• **Task to complete**
The records sit below. Return every line in them that holds the word "Valg".

• **Records to use**
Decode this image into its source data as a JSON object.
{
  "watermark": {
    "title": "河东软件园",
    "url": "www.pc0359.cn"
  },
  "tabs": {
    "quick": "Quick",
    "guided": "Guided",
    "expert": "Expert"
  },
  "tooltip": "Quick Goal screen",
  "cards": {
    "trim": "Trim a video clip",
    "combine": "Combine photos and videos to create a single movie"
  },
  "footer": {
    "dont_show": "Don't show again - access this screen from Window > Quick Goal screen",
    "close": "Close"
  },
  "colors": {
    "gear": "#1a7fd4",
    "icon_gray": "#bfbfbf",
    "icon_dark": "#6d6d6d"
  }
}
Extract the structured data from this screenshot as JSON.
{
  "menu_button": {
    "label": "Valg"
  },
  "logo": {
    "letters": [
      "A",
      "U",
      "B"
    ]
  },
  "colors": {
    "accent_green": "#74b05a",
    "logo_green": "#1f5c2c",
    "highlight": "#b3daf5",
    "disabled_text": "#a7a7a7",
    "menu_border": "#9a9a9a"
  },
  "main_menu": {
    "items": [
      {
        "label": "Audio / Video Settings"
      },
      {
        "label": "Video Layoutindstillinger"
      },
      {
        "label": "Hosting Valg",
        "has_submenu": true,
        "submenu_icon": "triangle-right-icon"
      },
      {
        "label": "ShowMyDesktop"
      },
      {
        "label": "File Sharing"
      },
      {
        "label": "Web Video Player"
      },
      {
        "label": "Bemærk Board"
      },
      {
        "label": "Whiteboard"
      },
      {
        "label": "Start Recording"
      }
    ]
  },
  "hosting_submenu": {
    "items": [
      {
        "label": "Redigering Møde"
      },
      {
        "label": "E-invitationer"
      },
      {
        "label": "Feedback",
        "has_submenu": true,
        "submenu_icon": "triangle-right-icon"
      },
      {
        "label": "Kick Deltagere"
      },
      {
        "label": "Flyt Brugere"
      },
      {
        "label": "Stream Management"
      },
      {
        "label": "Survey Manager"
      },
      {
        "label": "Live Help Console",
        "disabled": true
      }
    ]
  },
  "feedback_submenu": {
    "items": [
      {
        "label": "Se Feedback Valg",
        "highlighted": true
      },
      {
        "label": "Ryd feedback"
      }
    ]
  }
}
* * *
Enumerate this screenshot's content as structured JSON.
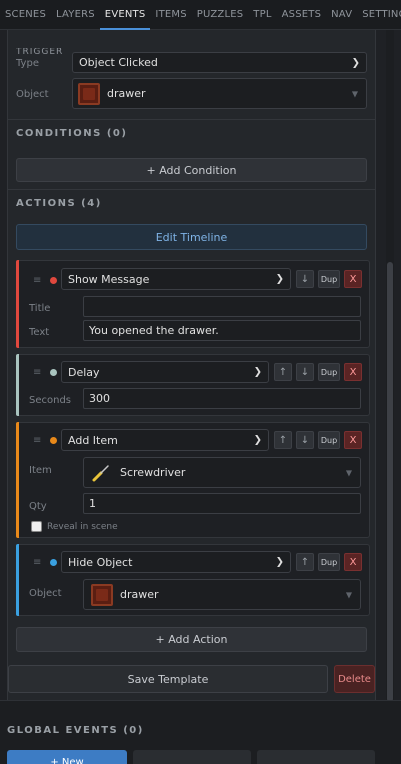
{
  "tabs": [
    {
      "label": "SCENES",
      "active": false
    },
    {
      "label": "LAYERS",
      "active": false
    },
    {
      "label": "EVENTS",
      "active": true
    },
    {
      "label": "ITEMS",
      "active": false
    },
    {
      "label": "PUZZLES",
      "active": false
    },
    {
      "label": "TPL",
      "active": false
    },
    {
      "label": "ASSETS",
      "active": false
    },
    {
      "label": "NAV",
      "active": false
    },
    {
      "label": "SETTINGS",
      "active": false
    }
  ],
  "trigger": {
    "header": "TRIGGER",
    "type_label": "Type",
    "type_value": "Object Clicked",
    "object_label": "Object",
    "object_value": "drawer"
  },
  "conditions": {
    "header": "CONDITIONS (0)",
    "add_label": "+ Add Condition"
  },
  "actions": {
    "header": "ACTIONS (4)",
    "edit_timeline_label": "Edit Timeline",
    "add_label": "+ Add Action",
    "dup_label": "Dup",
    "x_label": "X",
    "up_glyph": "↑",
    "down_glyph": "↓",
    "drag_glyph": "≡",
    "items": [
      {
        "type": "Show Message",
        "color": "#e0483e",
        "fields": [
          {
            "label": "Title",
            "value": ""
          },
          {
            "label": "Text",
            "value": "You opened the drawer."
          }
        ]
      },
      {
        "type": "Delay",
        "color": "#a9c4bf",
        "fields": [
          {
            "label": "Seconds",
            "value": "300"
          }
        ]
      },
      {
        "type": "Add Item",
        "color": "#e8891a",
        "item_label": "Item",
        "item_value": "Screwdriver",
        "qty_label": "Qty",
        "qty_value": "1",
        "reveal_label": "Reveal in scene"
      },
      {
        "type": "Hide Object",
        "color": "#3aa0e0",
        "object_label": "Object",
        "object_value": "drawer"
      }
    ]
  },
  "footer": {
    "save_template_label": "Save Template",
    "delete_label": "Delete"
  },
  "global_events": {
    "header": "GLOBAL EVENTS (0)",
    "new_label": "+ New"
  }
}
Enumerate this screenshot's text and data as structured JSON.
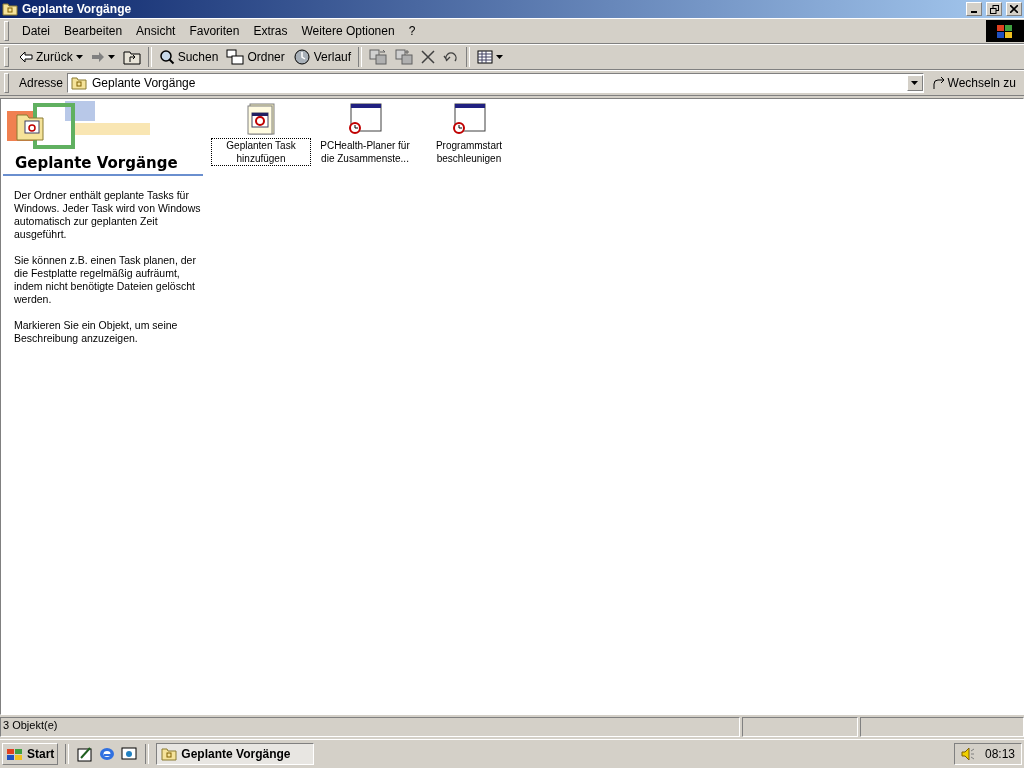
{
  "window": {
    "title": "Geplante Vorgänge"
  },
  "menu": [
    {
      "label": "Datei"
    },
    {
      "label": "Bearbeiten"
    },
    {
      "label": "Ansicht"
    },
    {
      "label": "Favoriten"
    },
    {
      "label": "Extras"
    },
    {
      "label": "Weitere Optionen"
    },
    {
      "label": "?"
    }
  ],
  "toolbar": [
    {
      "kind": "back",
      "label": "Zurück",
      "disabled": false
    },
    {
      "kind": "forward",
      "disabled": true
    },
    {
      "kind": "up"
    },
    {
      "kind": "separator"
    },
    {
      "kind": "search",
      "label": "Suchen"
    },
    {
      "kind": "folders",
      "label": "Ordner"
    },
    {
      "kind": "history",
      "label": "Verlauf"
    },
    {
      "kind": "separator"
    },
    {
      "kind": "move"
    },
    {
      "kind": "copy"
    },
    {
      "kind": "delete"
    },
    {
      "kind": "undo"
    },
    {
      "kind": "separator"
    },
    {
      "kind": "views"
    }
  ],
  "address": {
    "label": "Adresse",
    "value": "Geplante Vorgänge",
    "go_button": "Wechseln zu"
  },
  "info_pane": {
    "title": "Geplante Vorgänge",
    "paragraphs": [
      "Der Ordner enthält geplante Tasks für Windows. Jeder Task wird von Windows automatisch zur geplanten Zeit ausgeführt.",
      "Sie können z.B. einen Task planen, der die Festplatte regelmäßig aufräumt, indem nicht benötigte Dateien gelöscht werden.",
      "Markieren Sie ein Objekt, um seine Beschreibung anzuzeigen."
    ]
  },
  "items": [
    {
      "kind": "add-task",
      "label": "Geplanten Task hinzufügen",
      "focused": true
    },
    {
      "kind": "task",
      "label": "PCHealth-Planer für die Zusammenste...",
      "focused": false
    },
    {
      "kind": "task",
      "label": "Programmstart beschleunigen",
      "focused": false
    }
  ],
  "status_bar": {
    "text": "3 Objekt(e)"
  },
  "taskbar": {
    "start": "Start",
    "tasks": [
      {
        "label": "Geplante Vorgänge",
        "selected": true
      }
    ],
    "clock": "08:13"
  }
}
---
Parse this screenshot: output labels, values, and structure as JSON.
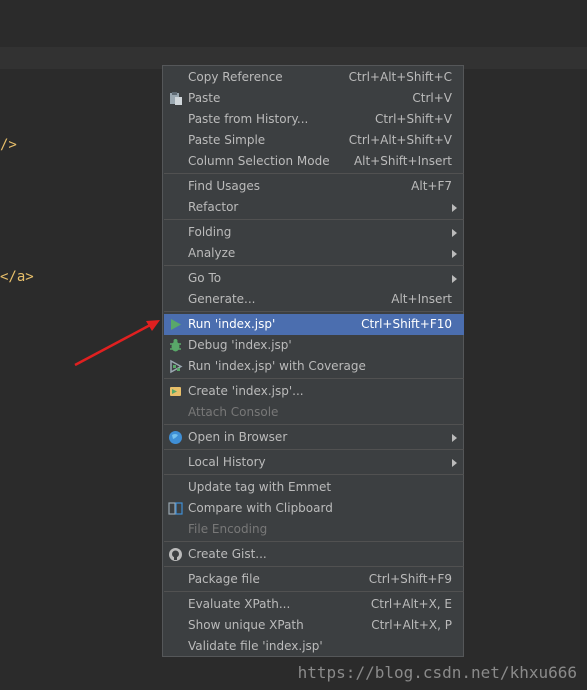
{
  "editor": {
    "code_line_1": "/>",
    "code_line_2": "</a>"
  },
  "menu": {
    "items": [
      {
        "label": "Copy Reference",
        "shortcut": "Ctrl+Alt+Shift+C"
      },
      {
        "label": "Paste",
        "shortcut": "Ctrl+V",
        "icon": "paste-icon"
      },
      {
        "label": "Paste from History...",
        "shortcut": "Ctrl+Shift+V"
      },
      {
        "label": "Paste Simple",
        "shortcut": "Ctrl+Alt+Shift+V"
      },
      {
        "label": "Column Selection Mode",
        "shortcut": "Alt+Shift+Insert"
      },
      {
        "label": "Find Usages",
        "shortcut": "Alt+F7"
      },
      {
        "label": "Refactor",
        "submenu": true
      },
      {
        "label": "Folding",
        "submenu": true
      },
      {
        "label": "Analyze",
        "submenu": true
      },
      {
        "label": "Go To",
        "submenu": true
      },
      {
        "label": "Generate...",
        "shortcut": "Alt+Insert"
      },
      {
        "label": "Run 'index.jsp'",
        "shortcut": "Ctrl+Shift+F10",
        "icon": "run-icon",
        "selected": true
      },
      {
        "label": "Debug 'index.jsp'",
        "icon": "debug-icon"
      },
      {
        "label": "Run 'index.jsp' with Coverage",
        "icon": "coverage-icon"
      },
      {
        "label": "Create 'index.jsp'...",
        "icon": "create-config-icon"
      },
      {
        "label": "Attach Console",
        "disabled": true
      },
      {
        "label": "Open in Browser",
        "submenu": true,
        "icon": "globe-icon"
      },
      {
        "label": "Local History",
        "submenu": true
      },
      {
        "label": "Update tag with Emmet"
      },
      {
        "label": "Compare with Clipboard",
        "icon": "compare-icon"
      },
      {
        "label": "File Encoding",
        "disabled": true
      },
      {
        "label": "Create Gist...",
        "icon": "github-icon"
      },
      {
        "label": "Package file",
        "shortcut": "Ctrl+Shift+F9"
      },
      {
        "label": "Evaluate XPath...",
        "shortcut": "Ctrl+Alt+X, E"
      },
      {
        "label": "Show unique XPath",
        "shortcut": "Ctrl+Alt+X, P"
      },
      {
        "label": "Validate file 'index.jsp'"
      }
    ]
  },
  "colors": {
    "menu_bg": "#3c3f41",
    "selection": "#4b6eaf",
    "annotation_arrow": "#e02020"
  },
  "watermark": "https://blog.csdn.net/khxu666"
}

• **Exercise response**
    "label": "Valg"
        "label": "Hosting Valg",
        "label": "Se Feedback Valg",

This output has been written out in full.